Texas Tech University

What do you get when you put together an art professor, a music doctoral candidate and a 3-D researcher? A remarkable 3-D collaboration.

To produce “Midnight Variations,” an anaglyph 3-D short film with a musical score from 1971, was a spark of madness, said Sean Kennedy, Texas Tech doctorate of musical arts candidate and teaching assistant for tuba and euphonium.

“The idea is based on those middle-of-the-night moments when you're in between sleep and consciousness, and also on the effects of Alzheimer's disease,” Kennedy said. “The film shows Alzheimer's as more than just a brain disease or being lost, but as being lost all the time with random moments of clarity.”

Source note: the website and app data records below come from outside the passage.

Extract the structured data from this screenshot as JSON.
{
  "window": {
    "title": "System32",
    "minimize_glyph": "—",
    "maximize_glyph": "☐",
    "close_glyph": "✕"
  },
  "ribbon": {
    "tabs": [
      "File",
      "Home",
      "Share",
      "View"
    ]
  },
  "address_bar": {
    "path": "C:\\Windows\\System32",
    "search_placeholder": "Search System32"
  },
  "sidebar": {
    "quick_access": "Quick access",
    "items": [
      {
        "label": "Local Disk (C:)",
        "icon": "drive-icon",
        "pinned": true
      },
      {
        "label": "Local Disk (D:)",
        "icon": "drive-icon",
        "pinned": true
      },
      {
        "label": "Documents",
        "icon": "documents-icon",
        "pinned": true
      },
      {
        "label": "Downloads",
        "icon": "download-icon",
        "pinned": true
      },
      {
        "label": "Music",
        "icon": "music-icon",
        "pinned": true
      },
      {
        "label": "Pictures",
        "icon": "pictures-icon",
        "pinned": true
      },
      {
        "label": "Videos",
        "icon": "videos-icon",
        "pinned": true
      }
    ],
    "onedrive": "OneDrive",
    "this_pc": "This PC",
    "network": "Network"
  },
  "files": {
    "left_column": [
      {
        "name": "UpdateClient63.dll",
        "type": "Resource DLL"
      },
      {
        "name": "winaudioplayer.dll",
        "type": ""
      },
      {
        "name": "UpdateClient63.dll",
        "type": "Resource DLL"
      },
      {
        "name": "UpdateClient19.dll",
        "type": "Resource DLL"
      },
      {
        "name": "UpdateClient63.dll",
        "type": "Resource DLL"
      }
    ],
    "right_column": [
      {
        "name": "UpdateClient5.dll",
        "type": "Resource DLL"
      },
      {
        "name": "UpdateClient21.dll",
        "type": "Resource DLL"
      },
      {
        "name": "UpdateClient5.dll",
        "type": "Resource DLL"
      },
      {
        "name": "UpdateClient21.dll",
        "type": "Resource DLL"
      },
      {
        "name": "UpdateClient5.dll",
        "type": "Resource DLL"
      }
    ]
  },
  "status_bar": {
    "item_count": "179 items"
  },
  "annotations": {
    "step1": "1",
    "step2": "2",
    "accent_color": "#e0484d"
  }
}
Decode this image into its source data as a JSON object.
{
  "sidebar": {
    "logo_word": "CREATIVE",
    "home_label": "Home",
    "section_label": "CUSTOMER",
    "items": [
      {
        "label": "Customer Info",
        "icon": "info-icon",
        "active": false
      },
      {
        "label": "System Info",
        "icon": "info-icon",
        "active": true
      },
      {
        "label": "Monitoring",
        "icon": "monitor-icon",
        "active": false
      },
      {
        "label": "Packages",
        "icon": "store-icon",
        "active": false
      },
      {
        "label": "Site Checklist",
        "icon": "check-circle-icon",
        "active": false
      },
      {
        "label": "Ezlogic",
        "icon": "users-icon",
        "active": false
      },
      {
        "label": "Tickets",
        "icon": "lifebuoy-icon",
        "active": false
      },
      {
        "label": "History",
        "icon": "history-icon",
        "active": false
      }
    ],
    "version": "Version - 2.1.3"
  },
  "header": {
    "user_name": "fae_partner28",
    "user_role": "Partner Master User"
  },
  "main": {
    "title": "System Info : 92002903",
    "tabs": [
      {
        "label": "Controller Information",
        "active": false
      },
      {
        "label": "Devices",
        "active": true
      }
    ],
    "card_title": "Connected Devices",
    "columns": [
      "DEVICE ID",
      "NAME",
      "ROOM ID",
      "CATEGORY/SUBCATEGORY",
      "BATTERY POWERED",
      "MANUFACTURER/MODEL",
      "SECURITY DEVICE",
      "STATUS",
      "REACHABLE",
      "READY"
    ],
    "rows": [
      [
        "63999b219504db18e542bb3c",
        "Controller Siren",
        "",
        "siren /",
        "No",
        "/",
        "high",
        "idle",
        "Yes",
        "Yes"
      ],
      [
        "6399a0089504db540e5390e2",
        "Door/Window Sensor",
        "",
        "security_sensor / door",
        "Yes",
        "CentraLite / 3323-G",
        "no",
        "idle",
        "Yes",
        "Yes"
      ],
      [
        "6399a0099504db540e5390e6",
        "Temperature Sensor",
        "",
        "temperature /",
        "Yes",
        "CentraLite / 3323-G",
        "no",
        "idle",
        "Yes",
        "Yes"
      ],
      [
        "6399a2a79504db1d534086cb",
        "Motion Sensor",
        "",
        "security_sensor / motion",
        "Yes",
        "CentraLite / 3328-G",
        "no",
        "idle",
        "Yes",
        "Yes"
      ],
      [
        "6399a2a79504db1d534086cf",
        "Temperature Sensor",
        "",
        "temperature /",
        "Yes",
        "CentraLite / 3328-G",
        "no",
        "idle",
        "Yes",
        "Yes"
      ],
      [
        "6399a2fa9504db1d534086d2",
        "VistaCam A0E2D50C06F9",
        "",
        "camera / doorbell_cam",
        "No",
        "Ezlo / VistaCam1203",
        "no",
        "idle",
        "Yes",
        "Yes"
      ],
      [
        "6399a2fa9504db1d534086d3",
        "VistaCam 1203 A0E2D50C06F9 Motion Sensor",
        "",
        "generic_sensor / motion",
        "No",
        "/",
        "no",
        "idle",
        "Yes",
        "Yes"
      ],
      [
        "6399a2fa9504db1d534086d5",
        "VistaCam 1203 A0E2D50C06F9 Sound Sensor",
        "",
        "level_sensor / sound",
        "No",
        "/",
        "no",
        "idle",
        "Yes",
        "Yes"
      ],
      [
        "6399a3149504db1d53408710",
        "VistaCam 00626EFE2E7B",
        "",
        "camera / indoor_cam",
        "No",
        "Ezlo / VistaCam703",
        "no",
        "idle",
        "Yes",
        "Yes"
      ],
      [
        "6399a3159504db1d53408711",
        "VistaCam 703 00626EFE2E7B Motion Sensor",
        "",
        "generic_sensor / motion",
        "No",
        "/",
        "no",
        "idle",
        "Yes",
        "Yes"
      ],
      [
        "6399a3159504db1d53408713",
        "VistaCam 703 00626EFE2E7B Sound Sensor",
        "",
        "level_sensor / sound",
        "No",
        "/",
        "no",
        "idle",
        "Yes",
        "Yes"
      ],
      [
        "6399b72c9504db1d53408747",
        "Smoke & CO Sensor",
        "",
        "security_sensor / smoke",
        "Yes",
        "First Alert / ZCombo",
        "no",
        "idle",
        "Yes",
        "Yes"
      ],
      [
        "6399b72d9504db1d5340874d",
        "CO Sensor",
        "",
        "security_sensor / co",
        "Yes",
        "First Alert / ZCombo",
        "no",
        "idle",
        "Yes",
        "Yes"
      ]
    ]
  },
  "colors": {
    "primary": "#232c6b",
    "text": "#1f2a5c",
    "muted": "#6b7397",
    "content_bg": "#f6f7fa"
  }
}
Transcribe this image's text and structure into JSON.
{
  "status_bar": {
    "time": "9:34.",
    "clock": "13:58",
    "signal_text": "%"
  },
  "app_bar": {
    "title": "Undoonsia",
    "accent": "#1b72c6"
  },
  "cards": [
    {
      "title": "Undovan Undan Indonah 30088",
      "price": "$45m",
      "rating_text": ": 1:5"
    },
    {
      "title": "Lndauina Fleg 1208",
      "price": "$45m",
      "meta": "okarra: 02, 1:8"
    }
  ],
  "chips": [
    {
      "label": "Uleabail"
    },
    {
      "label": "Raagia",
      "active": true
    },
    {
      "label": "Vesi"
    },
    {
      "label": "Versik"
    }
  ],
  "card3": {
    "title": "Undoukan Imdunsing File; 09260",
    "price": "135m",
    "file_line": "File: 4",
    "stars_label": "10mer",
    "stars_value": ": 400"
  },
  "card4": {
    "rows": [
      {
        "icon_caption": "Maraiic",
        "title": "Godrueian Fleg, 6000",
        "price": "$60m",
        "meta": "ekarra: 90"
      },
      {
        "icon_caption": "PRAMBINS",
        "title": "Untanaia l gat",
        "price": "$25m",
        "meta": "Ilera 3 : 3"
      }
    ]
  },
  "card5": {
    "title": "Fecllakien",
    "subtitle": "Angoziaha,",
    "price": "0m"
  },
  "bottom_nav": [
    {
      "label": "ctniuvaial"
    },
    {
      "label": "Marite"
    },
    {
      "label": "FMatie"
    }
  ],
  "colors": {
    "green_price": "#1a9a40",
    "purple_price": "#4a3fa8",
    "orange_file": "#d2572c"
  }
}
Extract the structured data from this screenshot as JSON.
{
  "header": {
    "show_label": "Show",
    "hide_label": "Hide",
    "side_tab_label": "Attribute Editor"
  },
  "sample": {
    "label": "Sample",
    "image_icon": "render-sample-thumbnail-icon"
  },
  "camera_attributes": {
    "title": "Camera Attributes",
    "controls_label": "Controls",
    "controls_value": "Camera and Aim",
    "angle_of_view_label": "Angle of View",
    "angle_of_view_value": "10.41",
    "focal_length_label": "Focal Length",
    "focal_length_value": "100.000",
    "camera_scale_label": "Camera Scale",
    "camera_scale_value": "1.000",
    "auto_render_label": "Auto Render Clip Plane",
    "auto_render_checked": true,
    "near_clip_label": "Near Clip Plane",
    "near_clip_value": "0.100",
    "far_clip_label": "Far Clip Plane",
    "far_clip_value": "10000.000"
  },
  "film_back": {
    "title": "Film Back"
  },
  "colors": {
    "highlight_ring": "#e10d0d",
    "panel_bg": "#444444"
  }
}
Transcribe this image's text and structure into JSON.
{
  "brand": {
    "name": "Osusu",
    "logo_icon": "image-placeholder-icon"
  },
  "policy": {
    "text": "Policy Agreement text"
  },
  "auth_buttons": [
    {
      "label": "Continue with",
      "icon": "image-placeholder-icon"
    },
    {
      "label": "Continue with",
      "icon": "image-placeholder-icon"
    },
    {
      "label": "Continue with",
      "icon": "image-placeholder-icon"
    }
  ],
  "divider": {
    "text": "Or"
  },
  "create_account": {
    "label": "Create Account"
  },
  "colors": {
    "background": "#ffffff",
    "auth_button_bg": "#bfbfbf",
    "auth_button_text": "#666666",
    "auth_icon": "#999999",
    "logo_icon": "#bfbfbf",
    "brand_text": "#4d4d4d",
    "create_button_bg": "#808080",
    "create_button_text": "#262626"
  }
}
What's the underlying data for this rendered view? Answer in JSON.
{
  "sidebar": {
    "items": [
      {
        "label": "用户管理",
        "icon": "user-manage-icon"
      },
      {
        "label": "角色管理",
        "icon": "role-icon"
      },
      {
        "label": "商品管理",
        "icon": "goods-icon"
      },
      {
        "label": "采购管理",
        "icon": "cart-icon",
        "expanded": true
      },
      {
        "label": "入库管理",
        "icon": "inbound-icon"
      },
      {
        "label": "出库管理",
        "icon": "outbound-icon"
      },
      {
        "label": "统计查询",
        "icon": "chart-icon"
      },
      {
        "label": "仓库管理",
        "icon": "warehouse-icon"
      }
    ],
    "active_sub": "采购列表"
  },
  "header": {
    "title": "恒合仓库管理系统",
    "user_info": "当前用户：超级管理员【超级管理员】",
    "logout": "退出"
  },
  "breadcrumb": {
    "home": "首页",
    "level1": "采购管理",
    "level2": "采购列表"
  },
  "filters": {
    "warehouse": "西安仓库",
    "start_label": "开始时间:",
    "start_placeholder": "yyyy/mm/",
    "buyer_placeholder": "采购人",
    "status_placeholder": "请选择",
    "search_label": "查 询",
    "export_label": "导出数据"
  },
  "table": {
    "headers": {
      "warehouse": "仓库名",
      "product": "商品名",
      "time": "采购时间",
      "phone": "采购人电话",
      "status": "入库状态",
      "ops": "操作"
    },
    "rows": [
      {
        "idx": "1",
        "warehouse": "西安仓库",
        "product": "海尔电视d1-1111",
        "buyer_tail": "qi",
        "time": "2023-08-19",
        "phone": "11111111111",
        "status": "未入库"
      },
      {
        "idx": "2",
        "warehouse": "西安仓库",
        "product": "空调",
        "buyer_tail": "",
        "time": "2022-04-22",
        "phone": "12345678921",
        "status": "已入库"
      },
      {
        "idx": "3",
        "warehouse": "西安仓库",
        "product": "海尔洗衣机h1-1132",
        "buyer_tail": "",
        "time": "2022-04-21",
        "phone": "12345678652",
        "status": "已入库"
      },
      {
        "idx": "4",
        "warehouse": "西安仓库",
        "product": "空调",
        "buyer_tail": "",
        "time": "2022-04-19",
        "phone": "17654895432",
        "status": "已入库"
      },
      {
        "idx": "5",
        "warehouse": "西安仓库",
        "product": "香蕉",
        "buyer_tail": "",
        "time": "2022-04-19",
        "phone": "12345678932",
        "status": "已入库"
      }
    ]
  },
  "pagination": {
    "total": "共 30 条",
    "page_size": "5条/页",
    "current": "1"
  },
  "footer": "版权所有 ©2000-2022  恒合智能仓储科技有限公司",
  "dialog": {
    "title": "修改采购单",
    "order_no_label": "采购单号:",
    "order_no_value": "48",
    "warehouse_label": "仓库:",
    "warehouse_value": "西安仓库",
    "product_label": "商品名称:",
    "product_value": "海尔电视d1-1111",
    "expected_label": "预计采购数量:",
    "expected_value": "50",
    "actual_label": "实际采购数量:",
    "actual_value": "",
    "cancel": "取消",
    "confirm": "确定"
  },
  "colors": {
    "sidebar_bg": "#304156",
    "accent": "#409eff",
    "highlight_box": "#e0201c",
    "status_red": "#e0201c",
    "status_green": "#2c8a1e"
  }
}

Kennedy directed “Midnight Variations” together with Texas Tech associate professor of art Stacy Elko and Ken Serrano, administrator and collaborative researcher for the University Libraries' Informatics Media Lab.

The film, which was written for the musical score, depicts a gentleman with Alzheimer's experiencing moments of clarity when he gets opportunities to listen to old music on technological devices of the past. The multidisciplinary team of three shot the film in downtown Lubbock in one day and edited it in two days using technology, equipment and software from the libraries' Informatics Media Lab.

The film uses anaglyph 3-D technology, the retro red and green, instead of the new 3-D technology seen in films today to better grasp the gentleman's clear memories of yesteryear.

“Midnight Variations” will be shown at 7 p.m. Friday (Dec. 4) during the First Friday Art Trail hosted by the Louise Hopkins Underwood Center for the Arts, at the LHUCA Warehouse, 1001 Mac Davis Ln.